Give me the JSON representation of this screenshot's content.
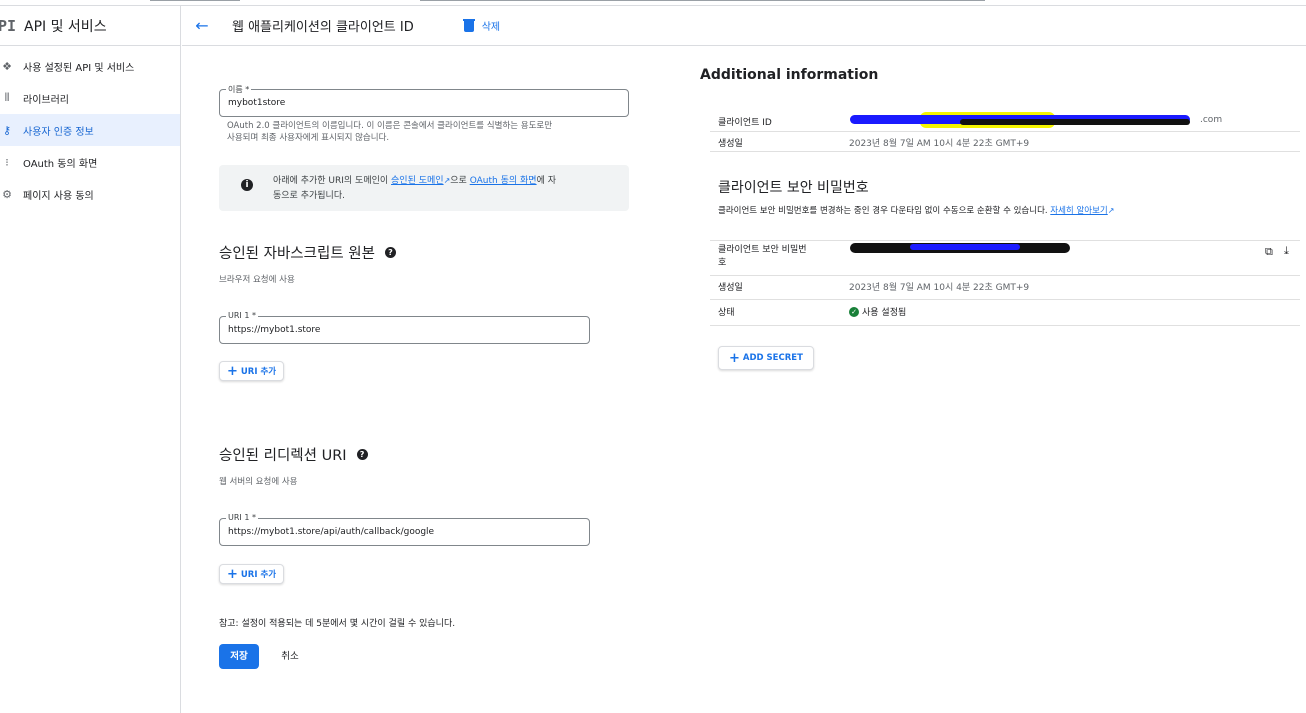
{
  "app": {
    "logo": "PI",
    "title": "API 및 서비스"
  },
  "sidebar": {
    "items": [
      {
        "label": "사용 설정된 API 및 서비스",
        "icon": "api-icon"
      },
      {
        "label": "라이브러리",
        "icon": "library-icon"
      },
      {
        "label": "사용자 인증 정보",
        "icon": "key-icon",
        "active": true
      },
      {
        "label": "OAuth 동의 화면",
        "icon": "consent-icon"
      },
      {
        "label": "페이지 사용 동의",
        "icon": "settings-icon"
      }
    ]
  },
  "header": {
    "back_icon": "←",
    "title": "웹 애플리케이션의 클라이언트 ID",
    "delete_label": "삭제"
  },
  "form": {
    "name": {
      "label": "이름 *",
      "value": "mybot1store",
      "hint_line1": "OAuth 2.0 클라이언트의 이름입니다. 이 이름은 콘솔에서 클라이언트를 식별하는 용도로만",
      "hint_line2": "사용되며 최종 사용자에게 표시되지 않습니다."
    },
    "info": {
      "pre": "아래에 추가한 URI의 도메인이 ",
      "link1": "승인된 도메인",
      "mid": "으로 ",
      "link2": "OAuth 동의 화면",
      "post": "에 자",
      "line2": "동으로 추가됩니다."
    },
    "js_origins": {
      "title": "승인된 자바스크립트 원본",
      "desc": "브라우저 요청에 사용",
      "uri_label": "URI 1 *",
      "uri_value": "https://mybot1.store",
      "add_label": "URI 추가"
    },
    "redirect": {
      "title": "승인된 리디렉션 URI",
      "desc": "웹 서버의 요청에 사용",
      "uri_label": "URI 1 *",
      "uri_value": "https://mybot1.store/api/auth/callback/google",
      "add_label": "URI 추가"
    },
    "note": "참고: 설정이 적용되는 데 5분에서 몇 시간이 걸릴 수 있습니다.",
    "save_label": "저장",
    "cancel_label": "취소"
  },
  "additional": {
    "title": "Additional information",
    "client_id": {
      "key": "클라이언트 ID",
      "value_suffix": ".com"
    },
    "created": {
      "key": "생성일",
      "value": "2023년 8월 7일 AM 10시 4분 22초 GMT+9"
    },
    "secret_section": {
      "title": "클라이언트 보안 비밀번호",
      "desc": "클라이언트 보안 비밀번호를 변경하는 중인 경우 다운타임 없이 수동으로 순환할 수 있습니다. ",
      "learn_more": "자세히 알아보기",
      "secret_key_line1": "클라이언트 보안 비밀번",
      "secret_key_line2": "호",
      "created_key": "생성일",
      "created_value": "2023년 8월 7일 AM 10시 4분 22초 GMT+9",
      "status_key": "상태",
      "status_value": "사용 설정됨",
      "add_secret_label": "ADD SECRET"
    }
  },
  "colors": {
    "accent": "#1a73e8",
    "active_bg": "#e8f0fe",
    "status_ok": "#188038",
    "redact_blue": "#1a1aff",
    "redact_yellow": "#f5f500"
  }
}
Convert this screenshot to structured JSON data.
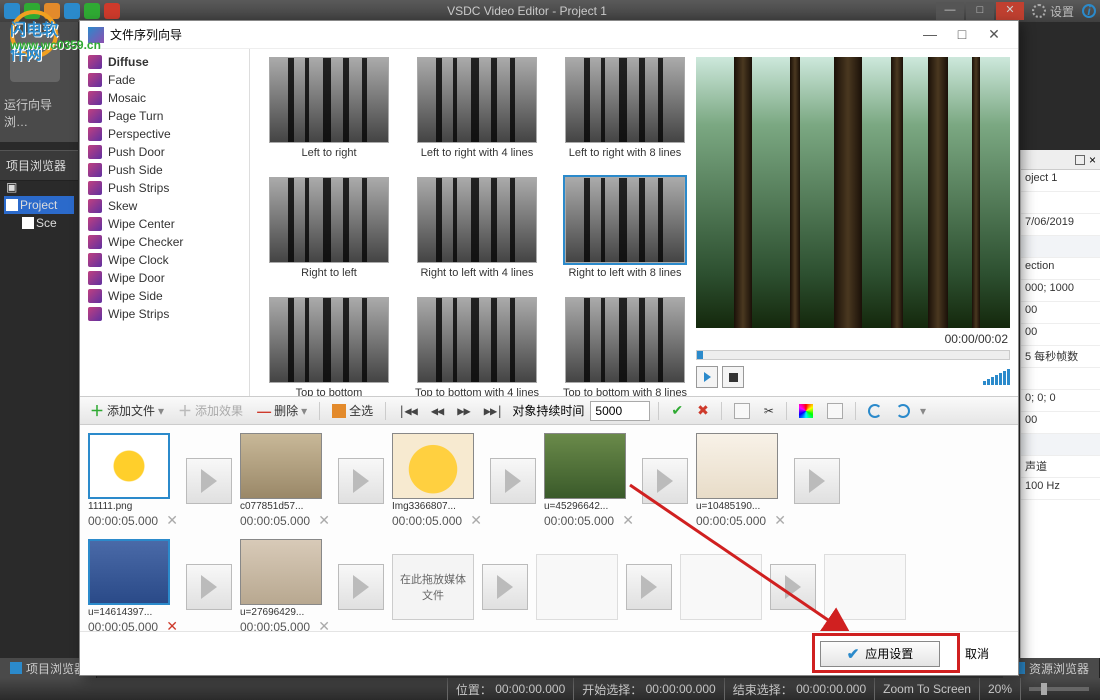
{
  "app": {
    "title": "VSDC Video Editor - Project 1"
  },
  "titlebar": {
    "settings": "设置"
  },
  "window_controls": {
    "min": "—",
    "max": "□",
    "close": "✕"
  },
  "watermark": {
    "line1": "闪电软件网",
    "line2": "www.wc0359.cn"
  },
  "left": {
    "wizard": "运行向导",
    "browse": "浏…",
    "browser_header": "项目浏览器",
    "project": "Project",
    "scene": "Sce"
  },
  "right_header": {
    "pin": "📌",
    "close": "×"
  },
  "properties": [
    {
      "v": "oject 1",
      "h": false
    },
    {
      "v": "",
      "h": false
    },
    {
      "v": "7/06/2019",
      "h": false
    },
    {
      "v": "",
      "h": true
    },
    {
      "v": "ection",
      "h": false
    },
    {
      "v": "000; 1000",
      "h": false
    },
    {
      "v": "00",
      "h": false
    },
    {
      "v": "00",
      "h": false
    },
    {
      "v": "5 每秒帧数",
      "h": false
    },
    {
      "v": "",
      "h": false
    },
    {
      "v": "0; 0; 0",
      "h": false
    },
    {
      "v": "00",
      "h": false
    },
    {
      "v": "",
      "h": true
    },
    {
      "v": "声道",
      "h": false
    },
    {
      "v": "100 Hz",
      "h": false
    }
  ],
  "dialog": {
    "title": "文件序列向导",
    "min": "—",
    "max": "□",
    "close": "✕",
    "effects": [
      "Diffuse",
      "Fade",
      "Mosaic",
      "Page Turn",
      "Perspective",
      "Push Door",
      "Push Side",
      "Push Strips",
      "Skew",
      "Wipe Center",
      "Wipe Checker",
      "Wipe Clock",
      "Wipe Door",
      "Wipe Side",
      "Wipe Strips"
    ],
    "effect_selected": 0,
    "thumbs": [
      "Left to right",
      "Left to right with 4 lines",
      "Left to right with 8 lines",
      "Right to left",
      "Right to left with 4 lines",
      "Right to left with 8 lines",
      "Top to bottom",
      "Top to bottom with 4 lines",
      "Top to bottom with 8 lines"
    ],
    "preview_time": "00:00/00:02",
    "toolbar": {
      "add_file": "添加文件",
      "add_effect": "添加效果",
      "delete": "删除",
      "select_all": "全选",
      "duration_label": "对象持续时间",
      "duration_value": "5000"
    },
    "clips_row1": [
      {
        "name": "11111.png",
        "dur": "00:00:05.000",
        "cls": "bg-sun",
        "sel": true
      },
      {
        "name": "c077851d57...",
        "dur": "00:00:05.000",
        "cls": "bg-cat"
      },
      {
        "name": "Img3366807...",
        "dur": "00:00:05.000",
        "cls": "bg-duck"
      },
      {
        "name": "u=45296642...",
        "dur": "00:00:05.000",
        "cls": "bg-squirrel"
      },
      {
        "name": "u=10485190...",
        "dur": "00:00:05.000",
        "cls": "bg-cheetah"
      }
    ],
    "clips_row2": [
      {
        "name": "u=14614397...",
        "dur": "00:00:05.000",
        "cls": "bg-bird",
        "sel": true,
        "delred": true
      },
      {
        "name": "u=27696429...",
        "dur": "00:00:05.000",
        "cls": "bg-kitten"
      }
    ],
    "placeholder_text": "在此拖放媒体文件",
    "apply": "应用设置",
    "cancel": "取消"
  },
  "bottom_tabs": {
    "project_browser": "项目浏览器",
    "resource_browser": "资源浏览器"
  },
  "status": {
    "pos_lbl": "位置：",
    "pos_val": "00:00:00.000",
    "start_lbl": "开始选择：",
    "start_val": "00:00:00.000",
    "end_lbl": "结束选择：",
    "end_val": "00:00:00.000",
    "zoom_lbl": "Zoom To Screen",
    "zoom_val": "20%"
  }
}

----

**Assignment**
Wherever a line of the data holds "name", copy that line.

**Solution for this task**
    "name": {
        "name": "11111.png",
        "name": "c077851d57...",
        "name": "Img3366807...",
        "name": "u=45296642...",
        "name": "u=10485190...",
        "name": "u=14614397...",
        "name": "u=27696429...",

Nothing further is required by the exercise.